In the egg industry, the sex of day-old chicks is determined at the hatchery. Sexing chicks (determining whether they are a hen or a rooster) requires considerable skill and is done at this very early stage to determine their fate.
If strong and healthy, the female chicks remain in the hatchery, they are grown to a suitable size and then transferred to a laying facility — which could be a caged, free-range or barn set up. Male chicks are considered an unwanted byproduct of egg production and are killed and disposed of shortly after birth.
Male chicks are killed for two reasons: they cannot lay eggs and they are not suitable for chicken-meat production. This is because layer hens — and therefore their chicks — are a different breed of poultry to chickens that are bred and raised for meat production. Layer hens are bred to produce eggs whereas meat chickens are bred to grow large breast muscle and legs.
Chick hatcheries breed one or the other type of chick depending on which poultry industry they supply — egg or meat. At the layer-hen hatcheries supplying the egg industry with layer hens, the eggs are developed in industrial incubators. Once hatched, the newborn chicks pass down a production line to be sexed and sorted. Sick or weak female chicks and all male chicks are separated from the healthy female chicks and then killed.
The Model Code of Practice for the Welfare of Animals: Domestic Poultry states that all culled or surplus newly hatched chicks that are destined for disposal must be treated as humanely as those that will be retained or sold. They must be destroyed promptly by a recommended humane method such as carbon dioxide gassing or quick maceration. Chicks must then be carefully inspected to ensure they are all are dead.
Quick maceration ensures the chick is killed within a second and, if carried out effectively and competently, this method may be considered more humane than gassing with high concentrations of carbon dioxide. Gassing results in gasping and head shaking and, depending on the mixture of gases used, it may take up to two minutes for the chick to die.

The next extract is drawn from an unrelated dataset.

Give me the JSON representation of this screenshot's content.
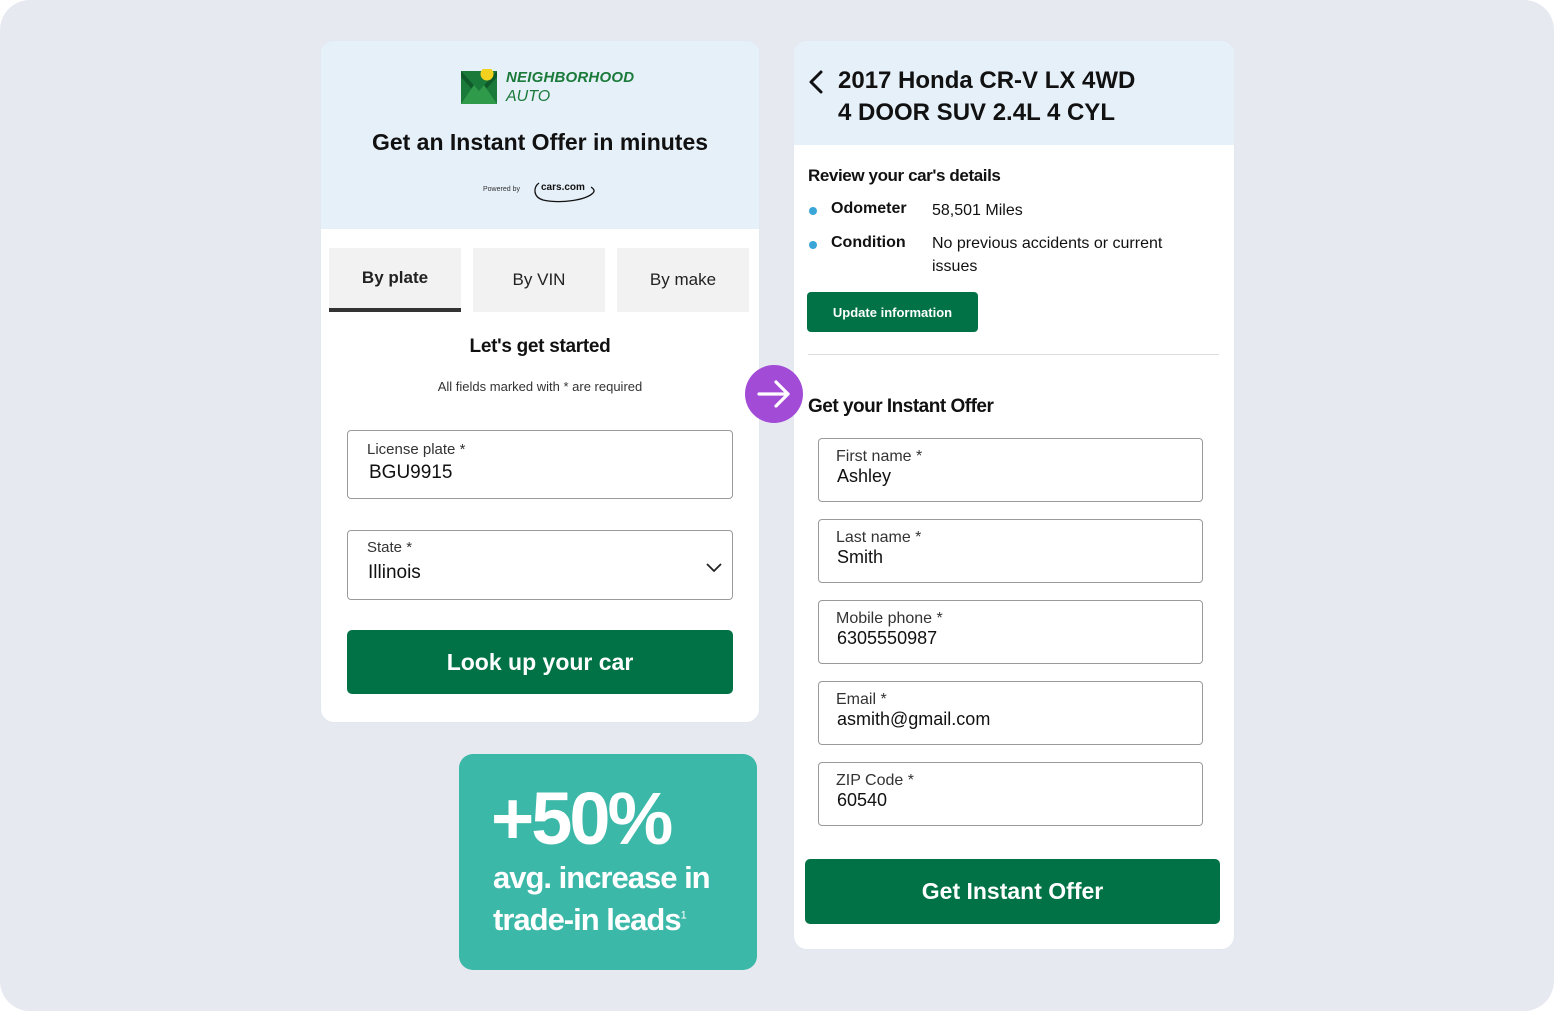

The RSPCA continues to urge the egg industry to invest in alternatives that avoid the potential for pain and suffering with current killing methods of male chicks. For example, research into alternatives to allow chick sex to be determined in the early egg incubation phase should be urgently progressed.